—Rev. Thabiti Anyabwile
“Evangelism is not an afterthought in the Christian life. It is how God has ordained to glorify Himself in the salvation of sinners. Rev. Phillips explains this by showing how Jesus is both the evangel and the Great Evangelist. In the process, he challenges both apathy and superficiality in the great work of making disciples. I highly recommend this book!”
—Dr. Thomas K. Ascol
Available in July as a Free Download
Not sure how to download an eBook? See our FAQ section.
Offer expires July 31, 2014.
Here is some great, practical, advice on something we do (Lord willing) weekly.
OPC Minister Shane Lems:
Christopher Love (d. 1651), a Welsh Presbyterian and pastor of a church in London, manuscripted his sermons on mortification and published them in The Mortified Christian (Morgan: Soli Deo Gloria Publications, 1998). The whole book is worth reading, but the last section is what I’ll note for now. The chapter is called “The Right Hearing of Sermons.” Here are seven practical directions for listening to the preaching of the gospel (I’ve edited them for length).
1) Take heed that you hear the Word of God preparedly
. As the preacher must take care to find acceptable words, so the people should labor to bring acceptable affections to the work – when we come to the service of God we should hear with all attention and pray with affection.
2) Hear the Word attentively, as those did in Acts 8.6. Those who hear the Word with gazing eyes, wandering thoughts, and sleepy bodies cannot hear it attentively, but are to be reproved.
3) Hear the Word of God retentively. Labor to keep in your memory what you hear, that you may put it into practice for your life. Hearing is for practice’s sake. This also has to do with treasuring the Word, so it will have a continual impression upon your hearts.
4) Hear the Word understandingly. Christ called the multitude and bade them hear and understand. This is what the Bereans did.

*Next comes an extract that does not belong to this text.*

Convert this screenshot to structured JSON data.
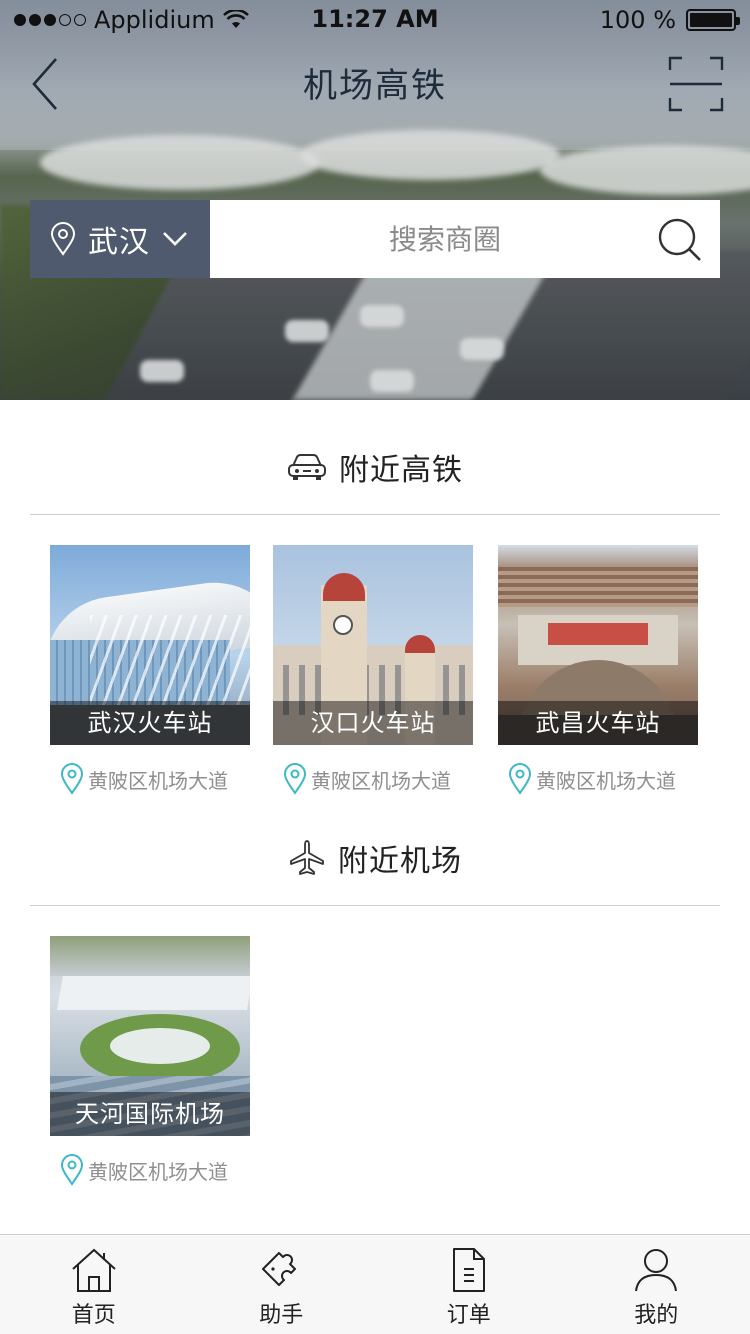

5) Hear the Word applicatively. If a patient has never such excellent counsel given him, never so powerful a medicine prescribed, if he does not apply it, it will do him no more good than if he had never known it.
6) Hear the Word of God reverentially. Many people represent God to themselves in such familiar notions that they ultimately breed a contempt of God which we ought not to have. We must demean ourselves with a humble reverence in His presence.
7) Hear the Word of God obediently. Come…ready, prepared, and disposed to stoop and submit to all the instructions, corrections, and reproofs of the Word of God, like those spoken of in Acts 10.33.
All of the advice Love gave assumed that we sit “under” the preaching of the Word, not over it. The congregation does not rule the preached word; the word “rules” them. So we come to hear a sermon ready to hear God’s word read and explained – we pray for ears to hear, eyes to see, and hearts to believe what God speaks in and through his word read and preached.
past post on this subject